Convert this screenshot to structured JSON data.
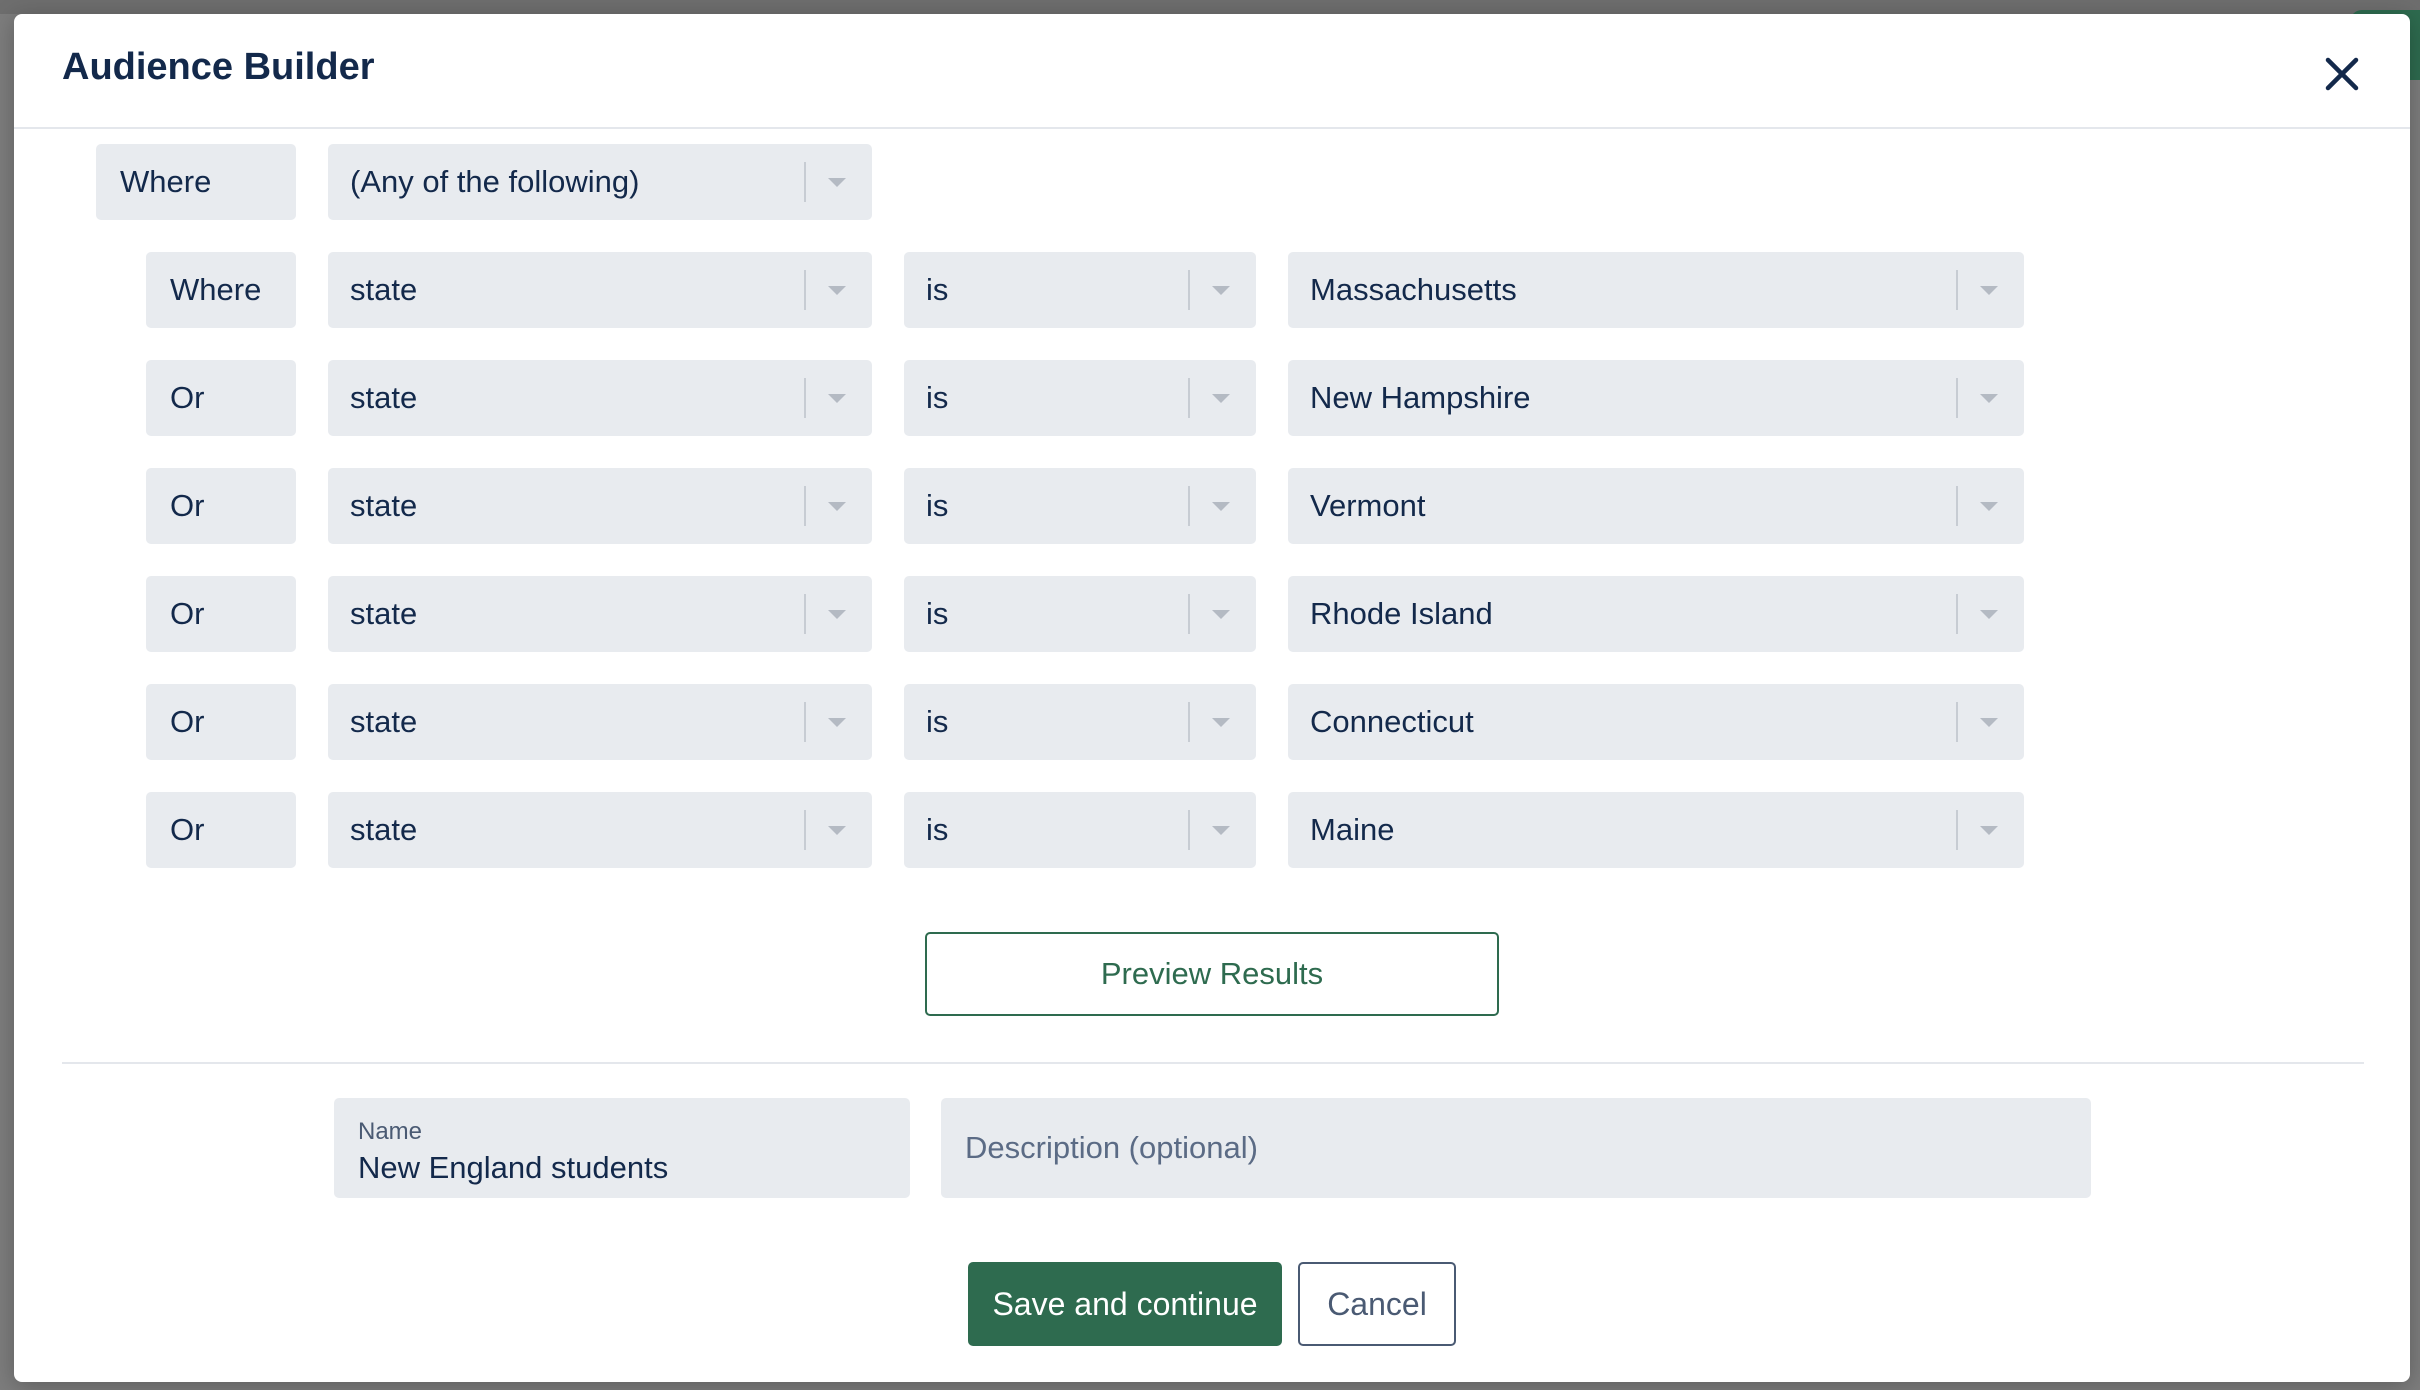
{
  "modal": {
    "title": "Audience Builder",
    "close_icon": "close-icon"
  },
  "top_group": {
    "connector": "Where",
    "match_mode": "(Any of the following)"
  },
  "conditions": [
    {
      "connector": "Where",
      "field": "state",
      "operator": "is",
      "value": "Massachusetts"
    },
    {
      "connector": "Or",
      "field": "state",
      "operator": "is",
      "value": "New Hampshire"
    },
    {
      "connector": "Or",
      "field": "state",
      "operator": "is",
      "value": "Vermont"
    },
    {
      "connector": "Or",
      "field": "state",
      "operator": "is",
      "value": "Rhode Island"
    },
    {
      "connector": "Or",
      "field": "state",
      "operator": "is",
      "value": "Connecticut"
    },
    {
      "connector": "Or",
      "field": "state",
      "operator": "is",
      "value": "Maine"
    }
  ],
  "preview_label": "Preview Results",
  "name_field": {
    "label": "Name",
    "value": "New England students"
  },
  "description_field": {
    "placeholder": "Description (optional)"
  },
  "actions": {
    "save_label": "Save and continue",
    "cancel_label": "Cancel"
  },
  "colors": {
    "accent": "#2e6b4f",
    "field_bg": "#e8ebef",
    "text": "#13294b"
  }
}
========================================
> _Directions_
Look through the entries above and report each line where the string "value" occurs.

> _Response area_
      "value": "Massachusetts"
      "value": "New Hampshire"
      "value": "Vermont"
      "value": "Rhode Island"
      "value": "Connecticut"
      "value": "Maine"
    "value": "New England students"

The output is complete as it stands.